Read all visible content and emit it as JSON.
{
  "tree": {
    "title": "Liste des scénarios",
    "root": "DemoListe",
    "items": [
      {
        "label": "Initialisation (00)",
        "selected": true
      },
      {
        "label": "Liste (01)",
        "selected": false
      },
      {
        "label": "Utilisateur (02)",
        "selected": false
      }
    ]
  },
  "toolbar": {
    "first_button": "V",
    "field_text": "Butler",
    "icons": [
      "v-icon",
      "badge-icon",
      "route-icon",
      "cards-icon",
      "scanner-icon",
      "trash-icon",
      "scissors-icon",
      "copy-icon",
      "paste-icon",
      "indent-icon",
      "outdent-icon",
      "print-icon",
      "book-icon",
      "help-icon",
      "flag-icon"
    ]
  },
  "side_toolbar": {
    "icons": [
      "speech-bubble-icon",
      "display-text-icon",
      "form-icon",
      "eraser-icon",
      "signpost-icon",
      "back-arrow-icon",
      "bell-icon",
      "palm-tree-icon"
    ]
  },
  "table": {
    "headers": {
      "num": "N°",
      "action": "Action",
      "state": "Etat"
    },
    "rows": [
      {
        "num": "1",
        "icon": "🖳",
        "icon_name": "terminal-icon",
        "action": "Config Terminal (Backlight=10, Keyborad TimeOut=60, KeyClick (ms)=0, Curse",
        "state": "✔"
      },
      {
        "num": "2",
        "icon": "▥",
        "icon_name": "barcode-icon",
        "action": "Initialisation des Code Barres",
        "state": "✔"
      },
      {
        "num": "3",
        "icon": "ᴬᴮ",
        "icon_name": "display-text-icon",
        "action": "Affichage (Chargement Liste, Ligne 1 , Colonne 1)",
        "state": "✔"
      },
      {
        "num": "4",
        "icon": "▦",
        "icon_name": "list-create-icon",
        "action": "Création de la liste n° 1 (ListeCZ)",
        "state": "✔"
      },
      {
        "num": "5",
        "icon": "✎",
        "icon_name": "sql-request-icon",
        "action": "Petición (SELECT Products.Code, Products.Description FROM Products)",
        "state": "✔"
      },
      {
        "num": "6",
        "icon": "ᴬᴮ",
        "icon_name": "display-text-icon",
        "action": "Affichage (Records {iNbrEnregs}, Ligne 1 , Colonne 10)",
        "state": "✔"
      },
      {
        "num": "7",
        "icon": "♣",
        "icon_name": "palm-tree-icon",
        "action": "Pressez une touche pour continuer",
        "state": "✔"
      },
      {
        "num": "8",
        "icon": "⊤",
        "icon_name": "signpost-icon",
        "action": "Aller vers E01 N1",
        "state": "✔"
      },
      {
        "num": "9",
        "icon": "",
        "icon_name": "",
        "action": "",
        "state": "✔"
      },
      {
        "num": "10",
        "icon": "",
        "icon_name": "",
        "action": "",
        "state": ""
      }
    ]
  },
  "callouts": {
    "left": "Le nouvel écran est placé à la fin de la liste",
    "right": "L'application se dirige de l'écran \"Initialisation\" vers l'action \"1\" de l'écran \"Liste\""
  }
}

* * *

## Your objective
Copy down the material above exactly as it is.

## Answer to the problem
Read all visible content and emit it as JSON.
{
  "tree": {
    "title": "Liste des scénarios",
    "root": "DemoListe",
    "items": [
      {
        "label": "Initialisation (00)",
        "selected": true
      },
      {
        "label": "Liste (01)",
        "selected": false
      },
      {
        "label": "Utilisateur (02)",
        "selected": false
      }
    ]
  },
  "toolbar": {
    "first_button": "V",
    "field_text": "Butler",
    "icons": [
      "v-icon",
      "badge-icon",
      "route-icon",
      "cards-icon",
      "scanner-icon",
      "trash-icon",
      "scissors-icon",
      "copy-icon",
      "paste-icon",
      "indent-icon",
      "outdent-icon",
      "print-icon",
      "book-icon",
      "help-icon",
      "flag-icon"
    ]
  },
  "side_toolbar": {
    "icons": [
      "speech-bubble-icon",
      "display-text-icon",
      "form-icon",
      "eraser-icon",
      "signpost-icon",
      "back-arrow-icon",
      "bell-icon",
      "palm-tree-icon"
    ]
  },
  "table": {
    "headers": {
      "num": "N°",
      "action": "Action",
      "state": "Etat"
    },
    "rows": [
      {
        "num": "1",
        "icon": "🖳",
        "icon_name": "terminal-icon",
        "action": "Config Terminal (Backlight=10, Keyborad TimeOut=60, KeyClick (ms)=0, Curse",
        "state": "✔"
      },
      {
        "num": "2",
        "icon": "▥",
        "icon_name": "barcode-icon",
        "action": "Initialisation des Code Barres",
        "state": "✔"
      },
      {
        "num": "3",
        "icon": "ᴬᴮ",
        "icon_name": "display-text-icon",
        "action": "Affichage (Chargement Liste, Ligne 1 , Colonne 1)",
        "state": "✔"
      },
      {
        "num": "4",
        "icon": "▦",
        "icon_name": "list-create-icon",
        "action": "Création de la liste n° 1 (ListeCZ)",
        "state": "✔"
      },
      {
        "num": "5",
        "icon": "✎",
        "icon_name": "sql-request-icon",
        "action": "Petición (SELECT Products.Code, Products.Description FROM Products)",
        "state": "✔"
      },
      {
        "num": "6",
        "icon": "ᴬᴮ",
        "icon_name": "display-text-icon",
        "action": "Affichage (Records {iNbrEnregs}, Ligne 1 , Colonne 10)",
        "state": "✔"
      },
      {
        "num": "7",
        "icon": "♣",
        "icon_name": "palm-tree-icon",
        "action": "Pressez une touche pour continuer",
        "state": "✔"
      },
      {
        "num": "8",
        "icon": "⊤",
        "icon_name": "signpost-icon",
        "action": "Aller vers E01 N1",
        "state": "✔"
      },
      {
        "num": "9",
        "icon": "",
        "icon_name": "",
        "action": "",
        "state": "✔"
      },
      {
        "num": "10",
        "icon": "",
        "icon_name": "",
        "action": "",
        "state": ""
      }
    ]
  },
  "callouts": {
    "left": "Le nouvel écran est placé à la fin de la liste",
    "right": "L'application se dirige de l'écran \"Initialisation\" vers l'action \"1\" de l'écran \"Liste\""
  }
}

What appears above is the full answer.